Innovation in Sports – A boon or a bane?

Nagadarsan Suresh
50th best athletic country in the world
Slovenia, Dominican Republic and
 Size
 Stability
 Diversity
Indian sports
Minus cricket that is..
 IPL, huge contracts, dedicated fans and
Efforts at grassroots level
C.K. Kesavan memorial school,
 K.P. Thomas, the legendary coach
 Pension Fund
 Trained Shiny Wilson (Asian Games
double gold), Anju Bobby George
(Olympian and world no.4), Jincy Philips
 170 young athletes for free
Efforts at grassroots level
Paralympic Archery Federation of India
in Ahmednagar
 To encourage physically challenged girls
to take up the sport
 Sponsorship and donations in the first
 110 researchers per million, as opposed
to 633 in China and 5000 in Japan
Efforts by MNCs
National sport
 Efforts by ESPN Star
 Bringing hockey to a more affluent
 Falling revenues since the second year
 FIFA’s several initiatives in Bengal and
Mike Miltner
Miltner’s story
Burned out ski instructor
 Bought snowboard models from a
bankrupt company
 Bi-Skis
 Multiple Sclerosis, Cerebral Palsy,
children with Down Syndrome
The bane
Innovation is interpreted in several ways
 The weightlifting example
 The promise of glory
Lure of money in the poorer sections of
the society
 The promise of jobs
Unscrupulous coaches
 The promise of fame and money
A Solution?
Government needs to contribute healthily
to sports
Separate bureaucracy and sports
Priya Ranjan Dasmunshi, K.P.S. Gill
(charges of harassment, corruption)
Change in mindset of parents
Private players required – even without
guaranteed profits
The role of cricketers
 It’s a symbiotic relationship
What can we do?

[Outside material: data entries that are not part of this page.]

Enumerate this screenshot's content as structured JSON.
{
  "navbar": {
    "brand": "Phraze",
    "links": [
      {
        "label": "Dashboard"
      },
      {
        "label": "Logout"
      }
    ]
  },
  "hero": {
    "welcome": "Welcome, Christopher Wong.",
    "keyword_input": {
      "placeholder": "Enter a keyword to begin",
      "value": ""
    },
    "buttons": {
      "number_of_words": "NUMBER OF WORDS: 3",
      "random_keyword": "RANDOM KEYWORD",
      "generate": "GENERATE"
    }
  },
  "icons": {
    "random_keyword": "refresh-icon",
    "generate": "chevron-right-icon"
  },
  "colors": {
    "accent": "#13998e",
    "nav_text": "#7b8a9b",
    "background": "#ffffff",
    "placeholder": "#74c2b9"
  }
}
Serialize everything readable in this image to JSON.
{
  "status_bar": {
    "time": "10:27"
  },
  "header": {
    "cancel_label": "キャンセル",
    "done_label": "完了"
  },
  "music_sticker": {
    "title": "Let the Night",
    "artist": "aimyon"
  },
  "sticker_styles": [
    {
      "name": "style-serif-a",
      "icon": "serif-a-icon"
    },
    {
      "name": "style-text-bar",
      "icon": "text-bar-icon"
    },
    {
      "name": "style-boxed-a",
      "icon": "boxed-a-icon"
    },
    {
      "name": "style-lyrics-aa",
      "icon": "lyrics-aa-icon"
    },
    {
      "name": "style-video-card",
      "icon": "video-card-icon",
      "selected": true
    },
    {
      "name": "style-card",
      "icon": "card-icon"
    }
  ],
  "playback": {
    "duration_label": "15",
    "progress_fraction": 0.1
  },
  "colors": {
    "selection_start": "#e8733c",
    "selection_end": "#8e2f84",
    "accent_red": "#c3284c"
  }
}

Sports entrepreneurs?
 Corporate Sporting Responsibility
 Encourage visionaries like K.P. Thomas
 Monetarily and in terms of publicity